President-elect Donald Trump does not have any experience in politics. As a seasoned, hardworking businessman, Trump has spent more time in his own personal office in Trump Tower than an elected office. So, it is no surprise that he is learning things as he goes — and even president-elects make mistakes from time to time (is there even a manual or how-to guide for the incoming president?). Heck, there is so much that voters are learning about the presidency along with Trump. So when Trump took a phone call from Taiwan on Friday afternoon to the dismay of critics, a lot of people had to learn why was Trump's Taiwan call such a big deal. Trump's phone call with Taiwan, as it turns out, disrupts America's relationship with China. I bet Trump is now wishing there was a manual for the presidency.
According to The New York Times, during the phone call, Taiwan president Tsai Ing-Wen "offered her congratulations" to Trump. While it may sound like an innocent phone call between two diplomatic leaders, it could have a major effect on the United States' relationship with China. That is because, according to The New York Times, the US "severed diplomatic ties with Taiwan after its recognition of the People's Republic of China."
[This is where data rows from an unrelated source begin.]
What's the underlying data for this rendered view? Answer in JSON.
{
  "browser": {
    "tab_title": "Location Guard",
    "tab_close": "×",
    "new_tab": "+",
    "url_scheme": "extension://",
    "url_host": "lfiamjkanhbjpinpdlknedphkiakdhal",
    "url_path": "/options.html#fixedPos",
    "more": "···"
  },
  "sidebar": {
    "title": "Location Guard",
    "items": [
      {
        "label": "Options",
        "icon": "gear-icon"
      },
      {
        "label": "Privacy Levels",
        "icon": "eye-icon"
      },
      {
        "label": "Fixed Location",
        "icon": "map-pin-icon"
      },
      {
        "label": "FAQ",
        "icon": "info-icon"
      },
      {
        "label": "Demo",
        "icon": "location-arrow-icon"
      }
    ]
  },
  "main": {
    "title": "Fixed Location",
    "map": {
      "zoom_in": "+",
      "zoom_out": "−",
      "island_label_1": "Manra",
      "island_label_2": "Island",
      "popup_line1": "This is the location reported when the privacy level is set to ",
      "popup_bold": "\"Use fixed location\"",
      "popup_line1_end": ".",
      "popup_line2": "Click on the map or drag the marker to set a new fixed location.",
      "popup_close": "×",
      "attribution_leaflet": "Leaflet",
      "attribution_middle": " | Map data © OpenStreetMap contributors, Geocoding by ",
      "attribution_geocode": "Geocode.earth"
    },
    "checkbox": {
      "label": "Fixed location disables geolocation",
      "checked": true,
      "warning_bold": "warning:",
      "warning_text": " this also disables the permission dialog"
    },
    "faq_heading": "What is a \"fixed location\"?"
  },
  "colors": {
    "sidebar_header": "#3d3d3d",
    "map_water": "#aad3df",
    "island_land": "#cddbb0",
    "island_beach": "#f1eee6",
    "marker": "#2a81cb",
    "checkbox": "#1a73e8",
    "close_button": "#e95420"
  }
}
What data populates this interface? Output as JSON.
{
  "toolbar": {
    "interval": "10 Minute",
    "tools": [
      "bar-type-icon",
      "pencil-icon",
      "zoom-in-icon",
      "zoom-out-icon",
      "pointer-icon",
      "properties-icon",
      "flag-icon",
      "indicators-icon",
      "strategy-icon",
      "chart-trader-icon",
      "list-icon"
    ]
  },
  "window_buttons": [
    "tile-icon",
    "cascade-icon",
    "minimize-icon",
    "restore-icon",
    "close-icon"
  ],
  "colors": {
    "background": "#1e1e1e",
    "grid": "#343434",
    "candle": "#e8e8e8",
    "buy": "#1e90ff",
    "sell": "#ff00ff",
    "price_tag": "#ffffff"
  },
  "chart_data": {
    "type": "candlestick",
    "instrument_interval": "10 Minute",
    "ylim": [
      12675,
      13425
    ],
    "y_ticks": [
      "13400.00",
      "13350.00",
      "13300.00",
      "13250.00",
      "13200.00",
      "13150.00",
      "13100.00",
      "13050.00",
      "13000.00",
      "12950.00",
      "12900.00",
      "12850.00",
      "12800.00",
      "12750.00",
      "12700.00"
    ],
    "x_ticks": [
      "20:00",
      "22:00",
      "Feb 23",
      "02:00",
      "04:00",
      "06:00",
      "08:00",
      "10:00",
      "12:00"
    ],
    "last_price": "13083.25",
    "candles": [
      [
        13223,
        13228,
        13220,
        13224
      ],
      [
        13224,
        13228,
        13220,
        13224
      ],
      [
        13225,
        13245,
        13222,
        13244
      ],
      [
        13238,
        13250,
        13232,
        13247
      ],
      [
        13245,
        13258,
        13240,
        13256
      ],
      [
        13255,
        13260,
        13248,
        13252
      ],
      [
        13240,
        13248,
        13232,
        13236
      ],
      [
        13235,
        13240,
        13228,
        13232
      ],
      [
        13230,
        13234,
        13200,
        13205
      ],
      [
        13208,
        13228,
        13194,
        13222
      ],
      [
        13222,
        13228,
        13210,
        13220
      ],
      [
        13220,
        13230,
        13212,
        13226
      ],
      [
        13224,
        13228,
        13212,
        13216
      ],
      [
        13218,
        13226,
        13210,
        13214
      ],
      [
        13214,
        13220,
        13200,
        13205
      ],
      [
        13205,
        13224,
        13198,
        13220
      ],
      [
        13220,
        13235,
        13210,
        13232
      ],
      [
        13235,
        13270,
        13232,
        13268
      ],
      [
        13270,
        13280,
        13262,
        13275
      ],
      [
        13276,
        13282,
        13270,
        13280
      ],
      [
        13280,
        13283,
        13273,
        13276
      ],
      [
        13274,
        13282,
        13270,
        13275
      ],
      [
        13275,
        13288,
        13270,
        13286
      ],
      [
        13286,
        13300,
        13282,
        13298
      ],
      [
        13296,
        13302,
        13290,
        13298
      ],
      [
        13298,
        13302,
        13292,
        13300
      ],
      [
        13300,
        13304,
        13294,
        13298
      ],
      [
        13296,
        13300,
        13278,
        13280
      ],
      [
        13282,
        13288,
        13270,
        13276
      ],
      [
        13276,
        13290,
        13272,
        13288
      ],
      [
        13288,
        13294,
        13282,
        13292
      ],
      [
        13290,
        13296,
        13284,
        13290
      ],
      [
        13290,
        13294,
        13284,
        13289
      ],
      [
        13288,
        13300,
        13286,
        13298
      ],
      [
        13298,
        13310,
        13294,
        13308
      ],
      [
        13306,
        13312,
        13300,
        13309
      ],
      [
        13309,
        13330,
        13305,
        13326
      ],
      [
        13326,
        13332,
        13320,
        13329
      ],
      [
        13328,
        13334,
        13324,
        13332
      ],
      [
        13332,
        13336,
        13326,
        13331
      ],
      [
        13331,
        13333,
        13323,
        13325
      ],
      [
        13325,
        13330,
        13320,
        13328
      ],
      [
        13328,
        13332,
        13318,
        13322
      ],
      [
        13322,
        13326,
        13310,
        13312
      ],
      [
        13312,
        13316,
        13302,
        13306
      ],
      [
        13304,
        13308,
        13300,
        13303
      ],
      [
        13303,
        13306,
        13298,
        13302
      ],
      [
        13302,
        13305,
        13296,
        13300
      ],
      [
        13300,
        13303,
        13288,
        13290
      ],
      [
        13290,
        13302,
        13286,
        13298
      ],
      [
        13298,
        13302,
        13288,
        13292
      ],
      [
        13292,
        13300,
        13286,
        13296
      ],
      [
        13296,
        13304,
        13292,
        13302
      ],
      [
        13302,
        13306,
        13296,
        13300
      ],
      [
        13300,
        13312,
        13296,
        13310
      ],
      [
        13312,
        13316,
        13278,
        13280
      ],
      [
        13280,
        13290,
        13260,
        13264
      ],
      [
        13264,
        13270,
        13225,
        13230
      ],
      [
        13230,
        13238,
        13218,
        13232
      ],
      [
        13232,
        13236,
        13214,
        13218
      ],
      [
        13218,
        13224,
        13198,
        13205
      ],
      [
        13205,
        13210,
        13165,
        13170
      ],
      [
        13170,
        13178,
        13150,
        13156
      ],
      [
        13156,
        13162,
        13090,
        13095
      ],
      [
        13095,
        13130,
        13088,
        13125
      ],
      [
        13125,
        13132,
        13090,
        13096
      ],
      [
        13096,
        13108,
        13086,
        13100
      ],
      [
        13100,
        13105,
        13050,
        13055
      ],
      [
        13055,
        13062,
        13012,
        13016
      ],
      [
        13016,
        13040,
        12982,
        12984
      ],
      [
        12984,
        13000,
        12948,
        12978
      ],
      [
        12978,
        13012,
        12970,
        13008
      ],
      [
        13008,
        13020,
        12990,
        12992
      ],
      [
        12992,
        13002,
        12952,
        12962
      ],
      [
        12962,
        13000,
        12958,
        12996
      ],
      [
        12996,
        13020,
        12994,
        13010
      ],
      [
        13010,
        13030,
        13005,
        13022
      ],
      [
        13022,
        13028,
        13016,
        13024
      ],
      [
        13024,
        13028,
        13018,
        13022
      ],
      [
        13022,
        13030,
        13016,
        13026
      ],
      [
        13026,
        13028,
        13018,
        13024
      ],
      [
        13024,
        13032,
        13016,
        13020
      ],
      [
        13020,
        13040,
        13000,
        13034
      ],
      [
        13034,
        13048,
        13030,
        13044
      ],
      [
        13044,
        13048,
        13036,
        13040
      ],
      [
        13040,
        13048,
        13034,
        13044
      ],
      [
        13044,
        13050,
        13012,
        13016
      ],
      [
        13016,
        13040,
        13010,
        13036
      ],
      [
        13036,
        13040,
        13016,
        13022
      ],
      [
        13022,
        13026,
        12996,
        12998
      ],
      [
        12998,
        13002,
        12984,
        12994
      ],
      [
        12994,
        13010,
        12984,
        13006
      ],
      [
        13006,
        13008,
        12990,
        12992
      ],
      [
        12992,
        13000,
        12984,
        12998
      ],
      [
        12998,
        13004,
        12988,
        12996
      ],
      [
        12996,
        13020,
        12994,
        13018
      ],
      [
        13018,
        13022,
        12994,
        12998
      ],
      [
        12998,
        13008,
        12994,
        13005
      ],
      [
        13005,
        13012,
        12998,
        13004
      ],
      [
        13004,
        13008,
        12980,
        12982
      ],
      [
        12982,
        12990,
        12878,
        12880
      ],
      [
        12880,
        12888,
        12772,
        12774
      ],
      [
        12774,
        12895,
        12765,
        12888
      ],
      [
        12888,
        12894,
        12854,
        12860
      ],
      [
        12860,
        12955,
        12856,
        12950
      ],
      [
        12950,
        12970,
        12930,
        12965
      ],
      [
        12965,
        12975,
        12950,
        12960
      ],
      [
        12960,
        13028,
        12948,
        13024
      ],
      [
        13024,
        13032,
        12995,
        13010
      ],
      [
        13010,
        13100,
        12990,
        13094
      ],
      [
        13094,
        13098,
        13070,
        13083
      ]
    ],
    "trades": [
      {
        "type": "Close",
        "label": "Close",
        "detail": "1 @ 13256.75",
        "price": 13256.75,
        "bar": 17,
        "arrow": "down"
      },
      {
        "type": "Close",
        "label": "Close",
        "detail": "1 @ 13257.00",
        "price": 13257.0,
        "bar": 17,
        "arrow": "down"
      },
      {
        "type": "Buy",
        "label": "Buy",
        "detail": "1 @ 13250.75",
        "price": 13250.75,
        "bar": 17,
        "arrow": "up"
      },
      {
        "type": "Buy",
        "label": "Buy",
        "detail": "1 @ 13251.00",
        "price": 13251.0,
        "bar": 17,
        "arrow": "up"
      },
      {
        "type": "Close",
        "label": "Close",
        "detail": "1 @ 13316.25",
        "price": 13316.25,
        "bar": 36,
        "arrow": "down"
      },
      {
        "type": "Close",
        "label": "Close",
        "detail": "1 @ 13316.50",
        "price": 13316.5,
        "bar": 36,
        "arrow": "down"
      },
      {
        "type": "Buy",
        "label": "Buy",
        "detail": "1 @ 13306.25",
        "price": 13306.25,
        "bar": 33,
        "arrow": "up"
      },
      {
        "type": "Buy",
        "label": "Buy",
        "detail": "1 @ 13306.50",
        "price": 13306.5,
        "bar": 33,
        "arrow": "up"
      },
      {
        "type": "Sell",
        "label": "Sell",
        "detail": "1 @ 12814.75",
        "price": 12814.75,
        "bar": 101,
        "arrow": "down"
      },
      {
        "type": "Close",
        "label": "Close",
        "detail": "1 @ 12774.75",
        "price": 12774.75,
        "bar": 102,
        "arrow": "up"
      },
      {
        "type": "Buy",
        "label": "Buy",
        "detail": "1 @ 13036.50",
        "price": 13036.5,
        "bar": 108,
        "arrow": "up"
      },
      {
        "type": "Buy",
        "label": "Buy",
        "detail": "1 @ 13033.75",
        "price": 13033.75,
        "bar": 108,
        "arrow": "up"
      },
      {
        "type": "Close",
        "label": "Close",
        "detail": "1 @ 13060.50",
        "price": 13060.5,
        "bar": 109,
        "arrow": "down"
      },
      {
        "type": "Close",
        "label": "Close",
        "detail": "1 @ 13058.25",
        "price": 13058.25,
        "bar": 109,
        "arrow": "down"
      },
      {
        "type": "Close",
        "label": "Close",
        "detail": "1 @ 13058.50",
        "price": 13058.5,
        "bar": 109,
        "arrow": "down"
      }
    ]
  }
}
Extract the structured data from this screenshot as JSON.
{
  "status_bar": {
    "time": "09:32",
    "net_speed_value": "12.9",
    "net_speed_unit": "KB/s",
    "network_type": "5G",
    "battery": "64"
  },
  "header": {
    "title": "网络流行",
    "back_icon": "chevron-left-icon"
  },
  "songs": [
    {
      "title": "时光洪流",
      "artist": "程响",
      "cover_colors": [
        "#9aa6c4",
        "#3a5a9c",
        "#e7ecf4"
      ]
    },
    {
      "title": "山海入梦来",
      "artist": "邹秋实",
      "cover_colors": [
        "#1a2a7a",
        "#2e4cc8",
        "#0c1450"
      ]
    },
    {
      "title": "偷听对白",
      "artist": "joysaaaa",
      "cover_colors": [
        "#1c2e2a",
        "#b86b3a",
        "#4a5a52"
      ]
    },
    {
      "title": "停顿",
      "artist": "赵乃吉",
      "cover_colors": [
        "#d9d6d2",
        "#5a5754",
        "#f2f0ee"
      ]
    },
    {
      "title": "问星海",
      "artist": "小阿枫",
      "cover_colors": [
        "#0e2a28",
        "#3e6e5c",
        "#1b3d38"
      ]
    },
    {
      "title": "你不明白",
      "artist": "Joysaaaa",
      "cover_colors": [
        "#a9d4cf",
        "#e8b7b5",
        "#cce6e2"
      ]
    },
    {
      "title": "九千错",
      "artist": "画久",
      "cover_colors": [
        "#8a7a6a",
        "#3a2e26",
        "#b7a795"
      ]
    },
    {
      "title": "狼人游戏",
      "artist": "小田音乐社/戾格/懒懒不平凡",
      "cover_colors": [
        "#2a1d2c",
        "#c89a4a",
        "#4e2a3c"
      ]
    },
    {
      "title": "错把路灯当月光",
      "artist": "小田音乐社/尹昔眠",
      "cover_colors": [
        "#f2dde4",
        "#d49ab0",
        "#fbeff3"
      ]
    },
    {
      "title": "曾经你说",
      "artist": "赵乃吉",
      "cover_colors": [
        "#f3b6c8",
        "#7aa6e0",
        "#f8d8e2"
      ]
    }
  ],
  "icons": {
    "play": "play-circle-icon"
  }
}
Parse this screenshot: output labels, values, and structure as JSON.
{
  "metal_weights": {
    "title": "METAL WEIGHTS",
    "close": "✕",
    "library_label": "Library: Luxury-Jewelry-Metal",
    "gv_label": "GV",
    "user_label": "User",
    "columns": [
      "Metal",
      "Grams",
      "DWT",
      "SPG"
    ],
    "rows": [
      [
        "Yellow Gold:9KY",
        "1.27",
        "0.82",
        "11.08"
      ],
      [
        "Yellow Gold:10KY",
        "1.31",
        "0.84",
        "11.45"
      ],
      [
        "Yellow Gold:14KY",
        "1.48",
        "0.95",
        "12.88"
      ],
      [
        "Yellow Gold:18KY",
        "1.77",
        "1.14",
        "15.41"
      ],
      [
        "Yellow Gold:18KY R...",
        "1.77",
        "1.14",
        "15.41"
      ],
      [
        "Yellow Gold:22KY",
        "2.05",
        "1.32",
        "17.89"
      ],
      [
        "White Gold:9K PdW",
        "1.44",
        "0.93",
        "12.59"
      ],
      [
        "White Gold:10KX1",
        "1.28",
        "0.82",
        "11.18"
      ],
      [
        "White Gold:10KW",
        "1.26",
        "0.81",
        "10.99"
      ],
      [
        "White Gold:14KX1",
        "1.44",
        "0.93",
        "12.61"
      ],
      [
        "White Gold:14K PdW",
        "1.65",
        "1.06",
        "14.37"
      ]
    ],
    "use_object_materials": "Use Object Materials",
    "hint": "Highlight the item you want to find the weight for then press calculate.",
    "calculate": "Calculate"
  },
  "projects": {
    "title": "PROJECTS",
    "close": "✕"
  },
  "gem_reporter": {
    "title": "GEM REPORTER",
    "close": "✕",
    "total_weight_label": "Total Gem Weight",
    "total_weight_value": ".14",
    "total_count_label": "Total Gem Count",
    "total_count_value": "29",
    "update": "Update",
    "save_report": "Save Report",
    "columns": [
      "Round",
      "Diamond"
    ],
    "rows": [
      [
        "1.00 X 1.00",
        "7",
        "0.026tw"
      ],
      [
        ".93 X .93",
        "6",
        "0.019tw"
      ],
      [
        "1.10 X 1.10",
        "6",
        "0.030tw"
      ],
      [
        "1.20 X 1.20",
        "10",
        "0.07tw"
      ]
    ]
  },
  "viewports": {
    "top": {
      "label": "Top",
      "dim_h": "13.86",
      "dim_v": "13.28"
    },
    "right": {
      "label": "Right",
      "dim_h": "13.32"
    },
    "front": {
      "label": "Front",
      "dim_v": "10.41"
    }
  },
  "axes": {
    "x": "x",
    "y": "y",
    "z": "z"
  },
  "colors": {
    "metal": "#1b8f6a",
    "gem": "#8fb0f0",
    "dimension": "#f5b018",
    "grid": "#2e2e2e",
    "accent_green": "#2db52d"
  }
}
This is the first time that a president or president-elect has ever spoken to a Taiwanese leader since 1979. Its a big deal because China and Taiwan don't have the strongest relationship — according to The New York Times, "Beijing views Taiwan as a breakaway providence and has adamantly opposed the attempts of any country that tries to open official relations with it." In 1979, a "one China" position was established where the US took to recognize that there is one China and Taiwan is a part of that.
This was not a good time for Trump to take the call with Taiwan, because China is already "concerned" about the current U.S. defense policy bill, according to Reuters, which "suggests high-level military exchanges with Taiwan." "China firmly opposes the United States and Taiwan carrying out any form of official contact or military exchange," Foreign Ministry spokesman Geng Shuang told reporters at a press briefing. China warned that this could possibly damage broader US-China relations. Hours later, Trump took the phone call with Taiwan.
The US definitely does not want to upset China. The economies of both nations are very closely intertwined, and according to the White House, each country has a strong stake in the economic prosperity of one another, which are essential to the livelihoods of both citizens. Any bad blood between the two countries could be detrimental. According to Business Insider, the call is "likely to infuriate Beijing and hinder US-China relations." According to The New York Times, the White House was unaware that Trump would be speaking with Taiwan. Reactions to Trump's conversation with Taiwan show just how bad of a move it was:
Trump taking this call with Taiwan could be a reported business move. A few weeks ago, Shanghaiist reported that Trump was "considering constructing a series of luxury hotels and resorts" in the northwest Taiwainese city of Taoyuan.
It is unclear what the consequences of Trump taking this phone call will be. What is clear is that Trump messed up — big league.